2 – Greek being put under complete supervision by European authorities controlled by Germany is neither a legitimate nor effective way to push for modernisation. That in the 21st Century, in Europe, foreign technical authorities taking control of an entire country could be considered a legitimate strategy is astonishing. In the 19th Century, France and Great Britain used such methods by designating control commissions to Greece (already) and Egypt, tasked with taking control of public budgets in order to ensure priority repayments to creditors. Nor did they hesitate to take direct control of public assets (for example, the transfer of Egyptian state actions in the Suez canal to Great Britain at the end of the 19th Century in the name of repaying British debts), but here we’re talking about the colonial period, and the supervision did not impact all of the administration… Our ancestors at least had the modesty to admit that you can’t modernise a whole society by force…
3 – Greek debt will never be repaid. The IMF clearly exposed elements of the problem in their report of the 2nd of July (published at the request of the United States). Taking into account the potential for Greek growth in the long term, Greece’s return to the markets is not achievable without the restructuring of their public debt which would involve, at least, the annulment of the bilateral loans allowed by the EU in 2010 (53 billion euros). Failing this, Greece will not return to the markets and the EU will have to refinance a good part of their loans indefinitely. Is that the Europe that we want? How can we conceive the indefinite supervision of an EU member state?

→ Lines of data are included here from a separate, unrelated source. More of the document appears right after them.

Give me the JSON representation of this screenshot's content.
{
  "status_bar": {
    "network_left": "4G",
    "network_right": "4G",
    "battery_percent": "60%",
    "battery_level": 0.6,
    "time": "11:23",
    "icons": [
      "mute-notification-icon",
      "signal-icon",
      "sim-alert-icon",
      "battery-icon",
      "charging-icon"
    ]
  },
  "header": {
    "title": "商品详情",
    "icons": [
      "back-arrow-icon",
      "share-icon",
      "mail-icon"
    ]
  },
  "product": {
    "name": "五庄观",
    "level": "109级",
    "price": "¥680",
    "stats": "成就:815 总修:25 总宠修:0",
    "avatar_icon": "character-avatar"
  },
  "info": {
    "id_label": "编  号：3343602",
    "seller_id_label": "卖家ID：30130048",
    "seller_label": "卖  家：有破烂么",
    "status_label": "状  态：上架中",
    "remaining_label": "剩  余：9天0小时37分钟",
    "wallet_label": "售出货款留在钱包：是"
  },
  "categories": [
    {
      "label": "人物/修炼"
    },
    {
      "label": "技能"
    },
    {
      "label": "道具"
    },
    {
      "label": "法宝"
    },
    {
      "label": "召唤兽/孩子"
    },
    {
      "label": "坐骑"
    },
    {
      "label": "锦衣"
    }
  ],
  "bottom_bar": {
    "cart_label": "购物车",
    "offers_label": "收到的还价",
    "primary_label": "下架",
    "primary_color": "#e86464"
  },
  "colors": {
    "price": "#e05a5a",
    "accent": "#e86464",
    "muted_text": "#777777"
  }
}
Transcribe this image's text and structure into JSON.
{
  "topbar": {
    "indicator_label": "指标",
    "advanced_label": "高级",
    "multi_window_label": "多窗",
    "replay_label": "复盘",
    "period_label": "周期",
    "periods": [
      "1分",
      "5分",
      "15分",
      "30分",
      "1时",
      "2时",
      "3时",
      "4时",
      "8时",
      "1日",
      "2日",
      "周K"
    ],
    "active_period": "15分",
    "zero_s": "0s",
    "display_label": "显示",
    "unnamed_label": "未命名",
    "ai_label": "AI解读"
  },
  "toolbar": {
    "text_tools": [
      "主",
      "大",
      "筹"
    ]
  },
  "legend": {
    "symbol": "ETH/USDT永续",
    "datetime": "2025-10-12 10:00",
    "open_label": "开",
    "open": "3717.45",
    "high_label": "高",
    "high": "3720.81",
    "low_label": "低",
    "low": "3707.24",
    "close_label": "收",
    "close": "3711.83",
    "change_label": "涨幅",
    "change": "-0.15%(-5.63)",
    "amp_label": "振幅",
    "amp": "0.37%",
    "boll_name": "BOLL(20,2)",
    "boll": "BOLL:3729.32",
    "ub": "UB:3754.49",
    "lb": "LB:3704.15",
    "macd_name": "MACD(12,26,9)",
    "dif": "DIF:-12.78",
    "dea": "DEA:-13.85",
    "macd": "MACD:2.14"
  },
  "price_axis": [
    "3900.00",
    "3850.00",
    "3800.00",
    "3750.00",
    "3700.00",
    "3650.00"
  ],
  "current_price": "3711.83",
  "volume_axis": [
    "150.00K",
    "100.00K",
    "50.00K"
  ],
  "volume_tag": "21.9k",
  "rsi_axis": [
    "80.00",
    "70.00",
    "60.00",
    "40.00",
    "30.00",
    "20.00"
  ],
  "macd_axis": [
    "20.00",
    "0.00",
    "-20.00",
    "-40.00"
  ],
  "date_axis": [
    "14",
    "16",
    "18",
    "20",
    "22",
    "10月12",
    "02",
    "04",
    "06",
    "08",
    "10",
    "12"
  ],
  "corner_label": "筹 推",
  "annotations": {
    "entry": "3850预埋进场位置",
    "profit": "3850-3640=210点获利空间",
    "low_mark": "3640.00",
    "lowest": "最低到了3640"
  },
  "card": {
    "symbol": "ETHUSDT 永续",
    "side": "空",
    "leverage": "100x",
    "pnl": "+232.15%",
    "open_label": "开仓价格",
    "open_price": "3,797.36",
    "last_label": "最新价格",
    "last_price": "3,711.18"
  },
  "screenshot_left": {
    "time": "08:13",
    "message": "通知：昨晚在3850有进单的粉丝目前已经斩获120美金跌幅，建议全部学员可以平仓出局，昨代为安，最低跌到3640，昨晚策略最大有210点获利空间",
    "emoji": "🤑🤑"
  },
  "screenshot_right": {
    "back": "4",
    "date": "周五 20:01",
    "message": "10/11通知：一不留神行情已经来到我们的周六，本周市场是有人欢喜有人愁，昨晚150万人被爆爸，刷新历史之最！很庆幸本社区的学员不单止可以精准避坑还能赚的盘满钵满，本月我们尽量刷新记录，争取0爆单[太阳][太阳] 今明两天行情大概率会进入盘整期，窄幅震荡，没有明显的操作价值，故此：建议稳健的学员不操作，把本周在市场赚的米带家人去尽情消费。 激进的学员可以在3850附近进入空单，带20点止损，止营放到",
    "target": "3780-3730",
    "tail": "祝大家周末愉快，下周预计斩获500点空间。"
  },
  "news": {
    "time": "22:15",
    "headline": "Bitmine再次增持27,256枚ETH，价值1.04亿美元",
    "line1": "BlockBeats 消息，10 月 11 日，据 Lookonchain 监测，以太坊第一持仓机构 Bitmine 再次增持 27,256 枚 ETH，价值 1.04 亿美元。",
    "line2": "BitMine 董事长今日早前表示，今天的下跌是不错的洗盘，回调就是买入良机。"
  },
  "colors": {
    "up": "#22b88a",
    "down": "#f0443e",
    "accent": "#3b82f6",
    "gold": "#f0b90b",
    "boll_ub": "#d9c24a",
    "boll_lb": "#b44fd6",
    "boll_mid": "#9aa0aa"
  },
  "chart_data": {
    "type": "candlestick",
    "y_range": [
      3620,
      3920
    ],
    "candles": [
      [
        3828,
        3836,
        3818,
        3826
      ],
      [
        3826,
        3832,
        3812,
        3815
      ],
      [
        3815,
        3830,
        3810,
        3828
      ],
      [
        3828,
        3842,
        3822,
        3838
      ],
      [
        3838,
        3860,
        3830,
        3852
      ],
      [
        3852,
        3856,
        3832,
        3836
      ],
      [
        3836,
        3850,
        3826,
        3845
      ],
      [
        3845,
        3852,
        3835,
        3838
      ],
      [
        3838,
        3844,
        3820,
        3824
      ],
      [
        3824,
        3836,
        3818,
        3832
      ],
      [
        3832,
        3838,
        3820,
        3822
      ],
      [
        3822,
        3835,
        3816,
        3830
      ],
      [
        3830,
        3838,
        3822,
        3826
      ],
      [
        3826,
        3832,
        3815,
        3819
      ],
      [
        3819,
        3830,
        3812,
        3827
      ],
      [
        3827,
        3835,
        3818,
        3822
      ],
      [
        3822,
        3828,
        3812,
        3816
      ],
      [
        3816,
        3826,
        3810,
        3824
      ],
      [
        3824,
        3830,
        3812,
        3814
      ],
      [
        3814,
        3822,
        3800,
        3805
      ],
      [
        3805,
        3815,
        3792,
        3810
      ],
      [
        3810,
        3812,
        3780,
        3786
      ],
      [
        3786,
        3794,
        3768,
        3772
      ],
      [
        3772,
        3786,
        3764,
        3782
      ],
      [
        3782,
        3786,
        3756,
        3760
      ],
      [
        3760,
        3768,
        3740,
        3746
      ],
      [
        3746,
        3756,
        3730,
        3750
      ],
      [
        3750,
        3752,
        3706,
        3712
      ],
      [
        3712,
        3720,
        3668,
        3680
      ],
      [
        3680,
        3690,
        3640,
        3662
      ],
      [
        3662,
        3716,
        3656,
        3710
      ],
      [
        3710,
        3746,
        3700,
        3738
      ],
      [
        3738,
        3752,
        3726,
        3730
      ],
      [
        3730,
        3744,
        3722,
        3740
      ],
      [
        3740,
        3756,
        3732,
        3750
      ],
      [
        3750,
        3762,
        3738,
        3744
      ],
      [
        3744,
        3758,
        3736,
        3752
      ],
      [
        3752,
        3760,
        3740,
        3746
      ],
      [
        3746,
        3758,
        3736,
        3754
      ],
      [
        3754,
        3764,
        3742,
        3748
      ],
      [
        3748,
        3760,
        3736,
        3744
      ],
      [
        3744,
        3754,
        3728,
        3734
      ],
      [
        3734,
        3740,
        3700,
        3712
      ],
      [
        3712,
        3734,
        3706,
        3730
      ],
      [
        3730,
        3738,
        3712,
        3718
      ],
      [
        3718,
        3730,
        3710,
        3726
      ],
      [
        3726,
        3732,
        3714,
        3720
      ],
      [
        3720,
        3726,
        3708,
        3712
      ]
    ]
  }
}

The 12th of July agreement is therefore the wrong agreement, made for the wrong reasons. Tsipras refused to consider the alternative suggestions by his ex-finance minister, Yanis Varoufakis (default, the nationalisation of the Bank of Greece, parallel currency). He was afraid of a ‘leap into the unknown” for which his team had visibly never prepared. Germany and her ‘northern’ allies fundamentally want Greece to exit the Eurozone and have therefore proposed, as a sole alternative, a ‘Carthaginian Peace’ which no free government would have accepted. With no credible and ready-to-go ‘Plan B’, these totally unreasonable terms have been accepted by Greece. They will satisfy the ‘northern’ parliaments and ensure, for a few months, the continuation of European aid. Nevertheless, they also carry great dangers, as they strengthen ‘southern’ populist parties, even the Greek Nazis, the latest opposition party…
The 12th of July agreement is leading Europe and Greece to disaster. It directly violates the liberal principles of freedom, responsibility, solidarity and democracy that are the foundation of the European model. The supervision of a European state is not acceptable. The aggravated austerity cannot be defended by any economic argument. This agreement brings nothing in the way of a tenable and sustainable answer to the crisis.
The entrance of Greece into the eurozone was a mistake. The first two aid programmes failed. Recovering from the crisis will inevitably entail creditors taking their losses and Greece taking back the reins of their own destiny, and full responsibility.
Such an outcome is hard to imagine if Greece stays in the eurozone.